Business Columns & Blogs

Test privacy implications before testing your DNA

This holiday season, many families are using the opportunity to be together to learn a little more about their ancestors. At-home DNA test kits are on many gift lists this year, either out of curiosity of family history, or perhaps to get an idea of genetic markers for medical conditions.

While the concept is intriguing, be aware the information potentially revealed in these tests can be very private. So, with that in mind, the Federal Trade Commission is urging consumers to be savvy in using these kits.

Most DNA tests work by swabbing the participant’s cheek, sending off a sample and waiting for the report to come back. Even if you aren’t too concerned about your personal privacy, consider the other families members potentially affected.

Compare tests and companies before you buy. We often say this, and it is essential anytime personal information is out there: Read privacy policies. Even if it’s a long list, it is crucial to know what a company is doing with your personal information.
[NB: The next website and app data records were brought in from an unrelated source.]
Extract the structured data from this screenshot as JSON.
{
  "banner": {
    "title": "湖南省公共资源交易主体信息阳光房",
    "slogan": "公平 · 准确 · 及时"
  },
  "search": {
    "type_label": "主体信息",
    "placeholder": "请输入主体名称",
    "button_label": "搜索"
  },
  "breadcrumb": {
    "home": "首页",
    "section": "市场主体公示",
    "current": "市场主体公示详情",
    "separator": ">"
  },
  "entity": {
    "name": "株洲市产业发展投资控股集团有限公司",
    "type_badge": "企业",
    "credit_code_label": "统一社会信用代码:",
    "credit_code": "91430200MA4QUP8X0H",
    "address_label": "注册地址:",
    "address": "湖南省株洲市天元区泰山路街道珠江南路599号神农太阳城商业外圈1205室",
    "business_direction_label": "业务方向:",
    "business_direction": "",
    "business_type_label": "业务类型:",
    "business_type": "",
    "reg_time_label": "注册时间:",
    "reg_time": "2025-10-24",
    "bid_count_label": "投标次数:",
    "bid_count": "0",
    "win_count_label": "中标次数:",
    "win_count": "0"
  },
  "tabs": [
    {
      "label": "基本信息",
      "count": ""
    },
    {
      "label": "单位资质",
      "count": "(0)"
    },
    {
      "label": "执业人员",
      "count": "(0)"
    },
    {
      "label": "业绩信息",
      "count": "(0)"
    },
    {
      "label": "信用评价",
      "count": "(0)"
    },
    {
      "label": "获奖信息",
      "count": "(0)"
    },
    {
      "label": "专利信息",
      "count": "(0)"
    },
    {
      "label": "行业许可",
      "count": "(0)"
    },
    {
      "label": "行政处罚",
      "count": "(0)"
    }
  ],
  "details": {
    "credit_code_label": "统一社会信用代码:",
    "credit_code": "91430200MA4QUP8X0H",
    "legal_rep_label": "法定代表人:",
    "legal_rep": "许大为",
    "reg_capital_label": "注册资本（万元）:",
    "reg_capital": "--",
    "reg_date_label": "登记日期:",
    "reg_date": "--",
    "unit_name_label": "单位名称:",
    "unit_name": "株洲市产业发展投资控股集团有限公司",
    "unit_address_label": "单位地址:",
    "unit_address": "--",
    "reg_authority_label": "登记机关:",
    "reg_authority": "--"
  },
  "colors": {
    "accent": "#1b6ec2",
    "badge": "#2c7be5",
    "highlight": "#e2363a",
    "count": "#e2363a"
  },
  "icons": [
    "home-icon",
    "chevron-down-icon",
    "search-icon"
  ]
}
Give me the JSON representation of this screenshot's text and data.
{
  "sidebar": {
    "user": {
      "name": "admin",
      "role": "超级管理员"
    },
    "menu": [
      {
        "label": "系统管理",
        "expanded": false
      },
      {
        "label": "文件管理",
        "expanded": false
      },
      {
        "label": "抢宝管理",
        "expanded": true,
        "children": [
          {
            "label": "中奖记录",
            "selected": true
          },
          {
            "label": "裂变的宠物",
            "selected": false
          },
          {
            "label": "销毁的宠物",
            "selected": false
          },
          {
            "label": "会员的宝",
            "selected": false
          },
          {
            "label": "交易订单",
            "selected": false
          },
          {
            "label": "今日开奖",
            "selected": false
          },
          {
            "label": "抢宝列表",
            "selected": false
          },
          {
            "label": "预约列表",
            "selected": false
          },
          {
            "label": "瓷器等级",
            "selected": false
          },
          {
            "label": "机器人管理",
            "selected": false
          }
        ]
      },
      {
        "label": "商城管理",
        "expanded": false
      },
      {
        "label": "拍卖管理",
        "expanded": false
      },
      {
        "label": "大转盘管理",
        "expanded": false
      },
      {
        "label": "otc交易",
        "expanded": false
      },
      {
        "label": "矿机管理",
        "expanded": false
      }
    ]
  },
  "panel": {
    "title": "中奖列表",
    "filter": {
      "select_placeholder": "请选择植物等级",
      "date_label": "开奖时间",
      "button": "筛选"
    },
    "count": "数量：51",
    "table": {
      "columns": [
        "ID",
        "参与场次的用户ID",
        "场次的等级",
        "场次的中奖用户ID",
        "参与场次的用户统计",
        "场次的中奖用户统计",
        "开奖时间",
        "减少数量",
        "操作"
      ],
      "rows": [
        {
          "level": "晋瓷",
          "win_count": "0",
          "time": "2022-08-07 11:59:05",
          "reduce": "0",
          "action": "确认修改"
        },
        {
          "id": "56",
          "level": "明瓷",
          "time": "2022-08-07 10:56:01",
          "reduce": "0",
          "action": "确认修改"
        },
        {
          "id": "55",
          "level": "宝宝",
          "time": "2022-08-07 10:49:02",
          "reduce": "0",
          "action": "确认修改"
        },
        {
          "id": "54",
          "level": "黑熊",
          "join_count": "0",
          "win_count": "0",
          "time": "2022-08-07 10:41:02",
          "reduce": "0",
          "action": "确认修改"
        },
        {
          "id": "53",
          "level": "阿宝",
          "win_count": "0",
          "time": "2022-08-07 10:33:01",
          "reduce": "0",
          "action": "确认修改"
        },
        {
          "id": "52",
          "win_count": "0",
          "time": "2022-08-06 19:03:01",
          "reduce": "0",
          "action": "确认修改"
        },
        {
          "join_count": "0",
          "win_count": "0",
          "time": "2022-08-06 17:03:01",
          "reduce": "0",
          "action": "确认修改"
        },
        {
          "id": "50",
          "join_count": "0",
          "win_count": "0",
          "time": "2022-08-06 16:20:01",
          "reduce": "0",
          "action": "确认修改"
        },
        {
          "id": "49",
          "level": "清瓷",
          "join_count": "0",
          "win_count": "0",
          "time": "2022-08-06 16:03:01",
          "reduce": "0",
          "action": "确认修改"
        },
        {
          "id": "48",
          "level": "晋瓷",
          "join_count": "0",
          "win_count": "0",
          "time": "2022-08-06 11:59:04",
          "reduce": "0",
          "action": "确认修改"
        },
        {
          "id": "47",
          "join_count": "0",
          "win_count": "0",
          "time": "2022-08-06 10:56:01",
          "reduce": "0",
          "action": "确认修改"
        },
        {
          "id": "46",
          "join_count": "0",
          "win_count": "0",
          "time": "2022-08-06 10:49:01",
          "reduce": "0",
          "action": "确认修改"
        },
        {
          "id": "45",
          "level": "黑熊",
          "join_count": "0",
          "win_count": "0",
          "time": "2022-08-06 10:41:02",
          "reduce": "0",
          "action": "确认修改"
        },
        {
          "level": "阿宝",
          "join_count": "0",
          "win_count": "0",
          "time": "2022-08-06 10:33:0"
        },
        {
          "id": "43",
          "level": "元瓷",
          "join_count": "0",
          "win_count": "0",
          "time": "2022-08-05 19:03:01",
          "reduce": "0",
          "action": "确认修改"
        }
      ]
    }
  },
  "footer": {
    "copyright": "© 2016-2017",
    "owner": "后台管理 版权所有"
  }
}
The FTC suggests, “Rather than just clicking ‘I accept,’ take the time to understand how your health, genetic, and other sensitive information will be used and shared. Hold off on buying a kit until you have a clear picture of the company’s practices.”

Research companies online and with the Better Business Bureau. Find out what experiences others have had, and learn how accurate or specific the test is. Read reviews on the business before you buy. What’s the recourse if you aren’t satisfied with your experience?

Examine what happens to your information once your test is complete. Does your information go to a database? Is it public? When signing up, read each line carefully and look at what boxes are checked. The FTC reminds consumers that default settings aren’t typically the most private, and you may want to opt out of many options at the start.

Know there is risk involved when personal information is shared.

“Hacks happen. Before deciding to use a DNA test kit, reflect on your personal approach to the risk of unauthorized access that accompanies the use of any online service (or, for that matter, any brick-and-mortar business) that maintains sensitive information about you,” writes Lesley Fair of the FTC.

If you do run into issues with a genetic testing company, report it. You can let the FTC know on its website and file a complaint with the BBB.

Emily Valla,, is the Idaho marketplace director for the Better Business Bureau Northwest. To check a business or report a scam, go to or call (208) 342-4649.